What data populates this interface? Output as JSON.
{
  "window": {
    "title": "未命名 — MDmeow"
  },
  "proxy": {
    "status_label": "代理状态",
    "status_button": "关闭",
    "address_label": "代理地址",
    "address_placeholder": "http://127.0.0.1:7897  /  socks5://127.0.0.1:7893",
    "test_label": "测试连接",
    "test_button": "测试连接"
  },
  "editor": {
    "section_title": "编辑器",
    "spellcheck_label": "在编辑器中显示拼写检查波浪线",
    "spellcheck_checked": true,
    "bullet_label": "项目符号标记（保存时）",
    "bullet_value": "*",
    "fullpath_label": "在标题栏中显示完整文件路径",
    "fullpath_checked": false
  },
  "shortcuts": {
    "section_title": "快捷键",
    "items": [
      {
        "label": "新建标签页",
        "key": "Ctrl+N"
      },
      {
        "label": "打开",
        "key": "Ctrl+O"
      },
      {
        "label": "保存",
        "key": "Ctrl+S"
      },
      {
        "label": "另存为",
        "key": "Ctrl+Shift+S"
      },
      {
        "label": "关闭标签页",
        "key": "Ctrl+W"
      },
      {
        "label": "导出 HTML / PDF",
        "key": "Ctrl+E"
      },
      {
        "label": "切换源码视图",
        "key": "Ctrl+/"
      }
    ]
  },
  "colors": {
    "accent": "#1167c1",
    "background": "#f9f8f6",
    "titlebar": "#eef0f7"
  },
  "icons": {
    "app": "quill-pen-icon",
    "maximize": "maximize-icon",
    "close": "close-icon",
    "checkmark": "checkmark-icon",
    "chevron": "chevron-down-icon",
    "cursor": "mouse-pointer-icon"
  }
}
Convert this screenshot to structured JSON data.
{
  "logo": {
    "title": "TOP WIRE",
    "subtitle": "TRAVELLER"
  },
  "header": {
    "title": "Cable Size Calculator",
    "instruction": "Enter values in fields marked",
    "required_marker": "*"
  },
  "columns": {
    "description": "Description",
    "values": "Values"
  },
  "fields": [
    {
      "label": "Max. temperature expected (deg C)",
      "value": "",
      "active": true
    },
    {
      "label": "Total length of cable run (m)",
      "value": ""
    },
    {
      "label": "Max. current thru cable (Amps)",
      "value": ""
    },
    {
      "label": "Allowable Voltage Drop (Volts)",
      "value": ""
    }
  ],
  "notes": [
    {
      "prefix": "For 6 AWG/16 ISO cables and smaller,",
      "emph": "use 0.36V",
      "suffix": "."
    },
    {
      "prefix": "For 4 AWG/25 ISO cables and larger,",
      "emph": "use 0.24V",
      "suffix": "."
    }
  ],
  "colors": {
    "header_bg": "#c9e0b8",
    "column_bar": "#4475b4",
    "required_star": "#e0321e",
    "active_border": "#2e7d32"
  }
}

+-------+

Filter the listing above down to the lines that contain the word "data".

### Task solution
What data populates this interface? Output as JSON.
Convert this screenshot to structured JSON data.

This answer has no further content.